**Required action**
Keep the images out while you retype all of the data exactly.
[Data extract]
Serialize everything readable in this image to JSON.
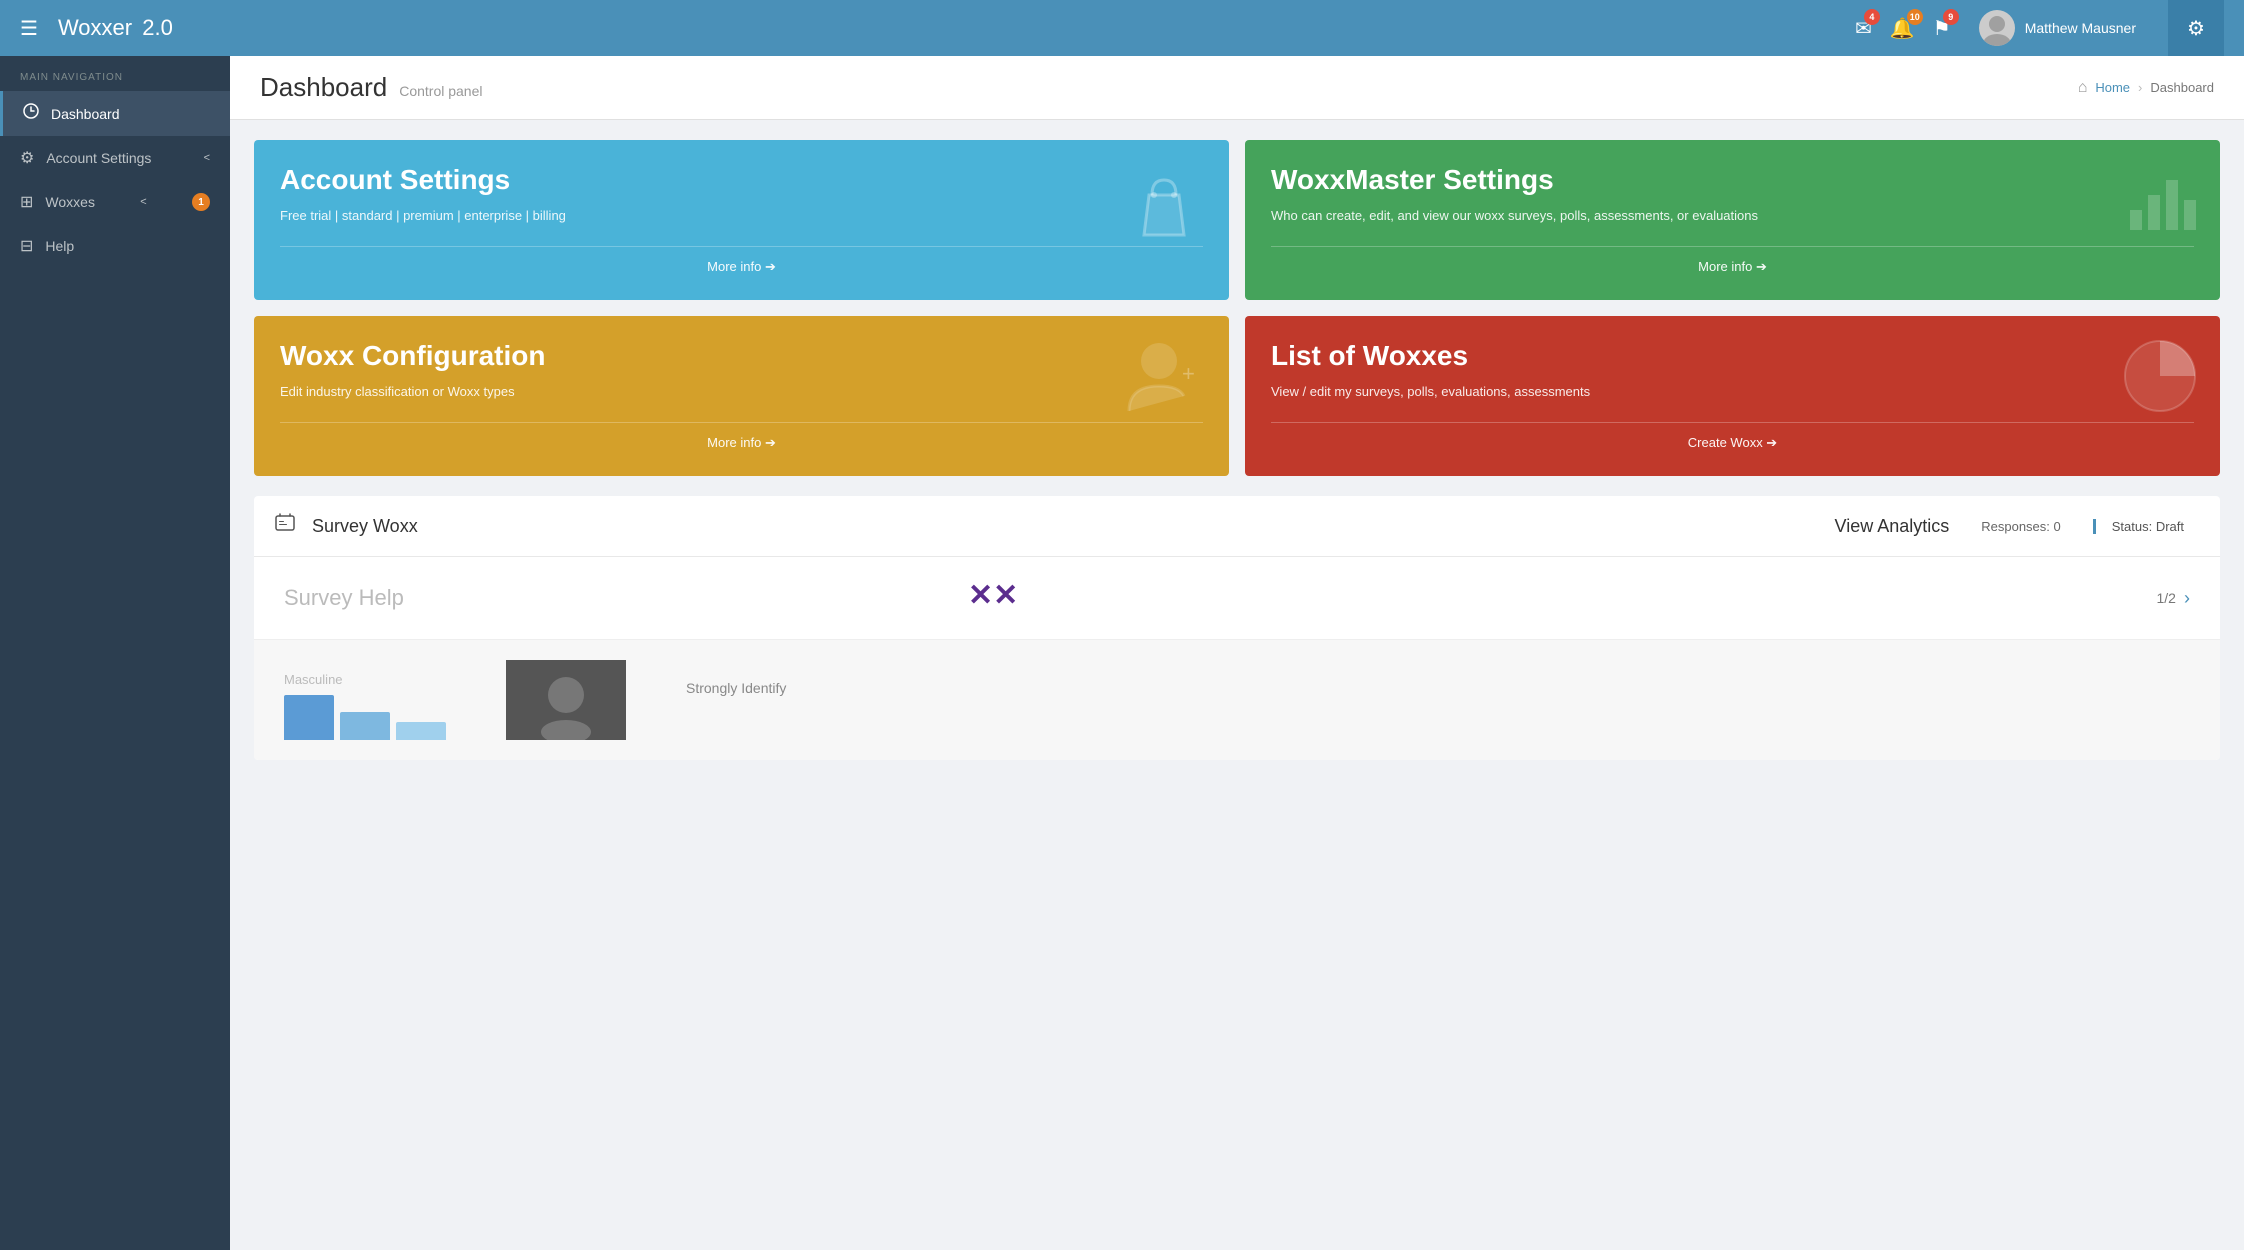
{
  "app": {
    "name": "Woxxer",
    "version": "2.0"
  },
  "topbar": {
    "menu_icon": "☰",
    "badges": {
      "mail": "4",
      "bell": "10",
      "flag": "9"
    },
    "user": {
      "name": "Matthew Mausner"
    },
    "gear_icon": "⚙"
  },
  "sidebar": {
    "section_label": "MAIN NAVIGATION",
    "items": [
      {
        "id": "dashboard",
        "label": "Dashboard",
        "icon": "dashboard",
        "active": true
      },
      {
        "id": "account-settings",
        "label": "Account Settings",
        "icon": "settings",
        "chevron": "<"
      },
      {
        "id": "woxxes",
        "label": "Woxxes",
        "icon": "grid",
        "chevron": "<",
        "badge": "1"
      },
      {
        "id": "help",
        "label": "Help",
        "icon": "help"
      }
    ]
  },
  "main": {
    "title": "Dashboard",
    "subtitle": "Control panel",
    "breadcrumb": {
      "home": "Home",
      "current": "Dashboard"
    }
  },
  "cards": [
    {
      "id": "account-settings",
      "title": "Account Settings",
      "description": "Free trial | standard | premium | enterprise | billing",
      "footer": "More info ➔",
      "color": "blue",
      "icon": "bag"
    },
    {
      "id": "woxxmaster-settings",
      "title": "WoxxMaster Settings",
      "description": "Who can create, edit, and view our woxx surveys, polls, assessments, or evaluations",
      "footer": "More info ➔",
      "color": "green",
      "icon": "chart"
    },
    {
      "id": "woxx-configuration",
      "title": "Woxx Configuration",
      "description": "Edit industry classification or Woxx types",
      "footer": "More info ➔",
      "color": "orange",
      "icon": "person"
    },
    {
      "id": "list-of-woxxes",
      "title": "List of Woxxes",
      "description": "View / edit my surveys, polls, evaluations, assessments",
      "footer": "Create Woxx ➔",
      "color": "red",
      "icon": "pie"
    }
  ],
  "survey": {
    "title": "Survey Woxx",
    "analytics_label": "View Analytics",
    "responses_label": "Responses: 0",
    "status_label": "Status: Draft",
    "help_title": "Survey Help",
    "logo": "✕✕",
    "page_nav": "1/2",
    "bar_label": "Masculine",
    "strongly_label": "Strongly Identify"
  }
}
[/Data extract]
**Exercise response**
Serialize everything readable in this image to JSON.
{
  "app": {
    "name": "Woxxer",
    "version": "2.0"
  },
  "topbar": {
    "menu_icon": "☰",
    "badges": {
      "mail": "4",
      "bell": "10",
      "flag": "9"
    },
    "user": {
      "name": "Matthew Mausner"
    },
    "gear_icon": "⚙"
  },
  "sidebar": {
    "section_label": "MAIN NAVIGATION",
    "items": [
      {
        "id": "dashboard",
        "label": "Dashboard",
        "icon": "dashboard",
        "active": true
      },
      {
        "id": "account-settings",
        "label": "Account Settings",
        "icon": "settings",
        "chevron": "<"
      },
      {
        "id": "woxxes",
        "label": "Woxxes",
        "icon": "grid",
        "chevron": "<",
        "badge": "1"
      },
      {
        "id": "help",
        "label": "Help",
        "icon": "help"
      }
    ]
  },
  "main": {
    "title": "Dashboard",
    "subtitle": "Control panel",
    "breadcrumb": {
      "home": "Home",
      "current": "Dashboard"
    }
  },
  "cards": [
    {
      "id": "account-settings",
      "title": "Account Settings",
      "description": "Free trial | standard | premium | enterprise | billing",
      "footer": "More info ➔",
      "color": "blue",
      "icon": "bag"
    },
    {
      "id": "woxxmaster-settings",
      "title": "WoxxMaster Settings",
      "description": "Who can create, edit, and view our woxx surveys, polls, assessments, or evaluations",
      "footer": "More info ➔",
      "color": "green",
      "icon": "chart"
    },
    {
      "id": "woxx-configuration",
      "title": "Woxx Configuration",
      "description": "Edit industry classification or Woxx types",
      "footer": "More info ➔",
      "color": "orange",
      "icon": "person"
    },
    {
      "id": "list-of-woxxes",
      "title": "List of Woxxes",
      "description": "View / edit my surveys, polls, evaluations, assessments",
      "footer": "Create Woxx ➔",
      "color": "red",
      "icon": "pie"
    }
  ],
  "survey": {
    "title": "Survey Woxx",
    "analytics_label": "View Analytics",
    "responses_label": "Responses: 0",
    "status_label": "Status: Draft",
    "help_title": "Survey Help",
    "logo": "✕✕",
    "page_nav": "1/2",
    "bar_label": "Masculine",
    "strongly_label": "Strongly Identify"
  }
}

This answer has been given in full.